"A. HISTORICAL BACKGROUND. When we come to map out in a practical way the field covered by the doctrine of the Brotherhood of Man we must consider (I) how that doctrine has been crystallized into government; and (2) the part which Masonry has played in bringing about the result. We shall discuss and study (3) the lives of the great men who were the instruments through which this work was accomplished, and (4) the great principles which actuated them; (5) how they fought for the incorporation of the fundamentals of religious liberty in our great state documents, and how they insisted on the separation of church and state as a defense both for the state and for religion. We shall also pass in review (6) the obstacles against which they worked; (7) the anti-Masonic crusade and other historic conditions, all of which have contributed to the making of America. These are the things which your Commission believes need to be understood, for inevitably they form the background for our Masonic activities of today.
"B. CENERAL APPLICATION. It is equally important that we shall discuss (I) the functions of government, (2) the conditions under which we live which are the test of that government, (3) the principles which Masonry has contributed in the past to the end that the government might be a success, and (4) an interpretation of those same principles in modern terms so that they may continue to be a factor for success.
"Today forces are at work within the body politic to undermine the foundations of government. Some of these are active agencies working in the open; others seek by insidious propaganda to accomplish their ends.
"If we would be honest with ourselves, however, we must admit that these are not the only undermining forces at work. Indifference is itself a form of selfishness, and indifference has sometimes written itself into law. Take, for example, the tendency to organize, legalize and formalize the duties of the citizen. Lacking the urge of the lessons of pioneering, which caused each man formerly to want to perform his functions as a citizen, we have now come to the time when we provide by law for the entire participation of each individual in his government."

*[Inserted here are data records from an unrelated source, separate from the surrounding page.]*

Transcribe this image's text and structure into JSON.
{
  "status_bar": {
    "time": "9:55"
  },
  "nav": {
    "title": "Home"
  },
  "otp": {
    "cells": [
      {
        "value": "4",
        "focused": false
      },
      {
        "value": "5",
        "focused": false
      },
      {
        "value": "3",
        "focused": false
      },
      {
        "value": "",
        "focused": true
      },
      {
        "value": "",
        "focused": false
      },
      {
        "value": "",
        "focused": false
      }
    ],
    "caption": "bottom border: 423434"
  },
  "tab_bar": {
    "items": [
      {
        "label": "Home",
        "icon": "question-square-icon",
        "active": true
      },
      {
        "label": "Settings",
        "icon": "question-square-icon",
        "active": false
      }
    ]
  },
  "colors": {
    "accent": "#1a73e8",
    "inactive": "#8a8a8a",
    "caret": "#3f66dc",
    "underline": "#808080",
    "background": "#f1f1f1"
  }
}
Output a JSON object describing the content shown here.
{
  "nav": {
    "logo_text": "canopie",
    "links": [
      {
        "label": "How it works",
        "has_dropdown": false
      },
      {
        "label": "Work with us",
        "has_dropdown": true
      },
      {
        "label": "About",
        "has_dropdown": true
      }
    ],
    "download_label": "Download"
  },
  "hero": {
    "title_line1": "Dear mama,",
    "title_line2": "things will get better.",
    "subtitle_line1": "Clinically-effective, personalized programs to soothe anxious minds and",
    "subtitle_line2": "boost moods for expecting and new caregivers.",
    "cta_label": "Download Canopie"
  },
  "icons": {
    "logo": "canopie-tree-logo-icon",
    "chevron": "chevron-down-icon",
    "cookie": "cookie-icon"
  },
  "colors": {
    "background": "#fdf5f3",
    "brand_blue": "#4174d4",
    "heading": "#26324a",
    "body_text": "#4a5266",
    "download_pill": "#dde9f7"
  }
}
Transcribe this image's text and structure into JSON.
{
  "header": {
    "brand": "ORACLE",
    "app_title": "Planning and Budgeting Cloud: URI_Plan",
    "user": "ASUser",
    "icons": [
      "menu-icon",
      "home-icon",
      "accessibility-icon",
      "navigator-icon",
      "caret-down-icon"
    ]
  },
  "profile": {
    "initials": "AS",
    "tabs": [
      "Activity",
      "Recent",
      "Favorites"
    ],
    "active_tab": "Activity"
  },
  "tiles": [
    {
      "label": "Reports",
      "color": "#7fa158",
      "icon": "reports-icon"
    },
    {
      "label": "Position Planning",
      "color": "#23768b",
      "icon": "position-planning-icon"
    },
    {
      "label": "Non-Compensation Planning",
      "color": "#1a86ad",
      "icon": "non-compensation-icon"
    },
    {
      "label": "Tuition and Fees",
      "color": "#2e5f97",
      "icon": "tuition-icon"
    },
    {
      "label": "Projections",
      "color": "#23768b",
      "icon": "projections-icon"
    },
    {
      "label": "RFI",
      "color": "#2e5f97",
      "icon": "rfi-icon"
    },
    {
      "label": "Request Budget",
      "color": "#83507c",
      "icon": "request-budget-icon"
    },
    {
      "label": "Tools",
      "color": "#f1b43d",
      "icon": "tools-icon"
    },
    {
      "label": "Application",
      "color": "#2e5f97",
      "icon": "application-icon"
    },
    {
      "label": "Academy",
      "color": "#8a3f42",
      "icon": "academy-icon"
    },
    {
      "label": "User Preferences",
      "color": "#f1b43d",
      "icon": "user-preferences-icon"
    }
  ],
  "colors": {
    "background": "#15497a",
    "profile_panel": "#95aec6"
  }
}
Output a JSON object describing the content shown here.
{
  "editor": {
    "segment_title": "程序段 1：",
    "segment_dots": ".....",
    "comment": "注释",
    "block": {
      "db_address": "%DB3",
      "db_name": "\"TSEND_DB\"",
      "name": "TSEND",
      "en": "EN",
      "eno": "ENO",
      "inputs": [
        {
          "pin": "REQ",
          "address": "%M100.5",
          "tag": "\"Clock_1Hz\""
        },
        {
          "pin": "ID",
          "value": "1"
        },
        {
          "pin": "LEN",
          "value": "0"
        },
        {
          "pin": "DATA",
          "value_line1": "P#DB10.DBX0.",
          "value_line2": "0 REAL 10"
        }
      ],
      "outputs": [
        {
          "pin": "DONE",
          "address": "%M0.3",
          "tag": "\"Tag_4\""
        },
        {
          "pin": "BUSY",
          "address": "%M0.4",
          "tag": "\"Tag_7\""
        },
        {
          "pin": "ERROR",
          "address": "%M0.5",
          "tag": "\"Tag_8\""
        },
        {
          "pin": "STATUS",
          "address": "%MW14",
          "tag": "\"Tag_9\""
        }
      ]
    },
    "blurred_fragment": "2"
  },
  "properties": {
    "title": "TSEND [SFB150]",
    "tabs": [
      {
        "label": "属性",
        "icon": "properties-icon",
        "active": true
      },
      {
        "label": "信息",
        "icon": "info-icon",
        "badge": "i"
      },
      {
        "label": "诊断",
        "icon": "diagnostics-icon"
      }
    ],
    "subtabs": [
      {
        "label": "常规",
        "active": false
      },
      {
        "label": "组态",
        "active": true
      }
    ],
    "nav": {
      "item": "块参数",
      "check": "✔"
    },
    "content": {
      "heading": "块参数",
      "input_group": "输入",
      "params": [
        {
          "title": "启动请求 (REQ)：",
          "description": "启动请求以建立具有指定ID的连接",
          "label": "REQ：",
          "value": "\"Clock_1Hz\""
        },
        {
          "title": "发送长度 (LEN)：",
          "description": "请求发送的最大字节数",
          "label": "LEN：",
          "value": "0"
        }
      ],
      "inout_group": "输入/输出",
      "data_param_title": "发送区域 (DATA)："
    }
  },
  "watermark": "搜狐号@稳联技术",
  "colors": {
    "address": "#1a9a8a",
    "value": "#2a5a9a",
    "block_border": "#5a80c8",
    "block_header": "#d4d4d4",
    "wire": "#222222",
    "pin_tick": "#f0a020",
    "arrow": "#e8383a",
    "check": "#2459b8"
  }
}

"C. AMERICAN APPLICATION. Turning to another phase of our program, we believe that true patriotism would dictate a study of what government does for us. Our pride in our own government, and our enthusiasm for the principles which underline it, will increase as we come to know more of what is done for us in America, as compared with what other governments do for their citizens. That the study will also emphasize things which we may learn from them cannot be doubted.
"We shall find that the Masonic principles which have been taught and exemplified by the great leaders in American history have been written into our constitutional form of government. They are there as a direct result of Masonic teaching. They constitute the heritage which Masonry has brought down from the days of feudalism. That heritage is the body of principles which at the time of the formation of the Grand Lodge of England could be expressed only within the confines of a lodge. They are the principles which Masons of the modern day have neither had to fight nor work for, and of which they, in common with the world at large, fail to appreciate the value.
"Ours is the task, therefore, of bringing a keener realization of the value of these principles to Masons, and through Masons to the world; making our citizenry value America and realize something of what we owe in return. This logically leads us into very practical fields, and as your Commission interprets it the Plan and Scope already adopted by the Association points very definitely the way for the development of such a program."
The WISDOM of the Founders of the Masonic Service Association of the U.S. in formulating these basic guidelines, has proved to be the STRENGTH of your Association in stimulating an awareness in the BEAUTY of the Craft to countless brethren.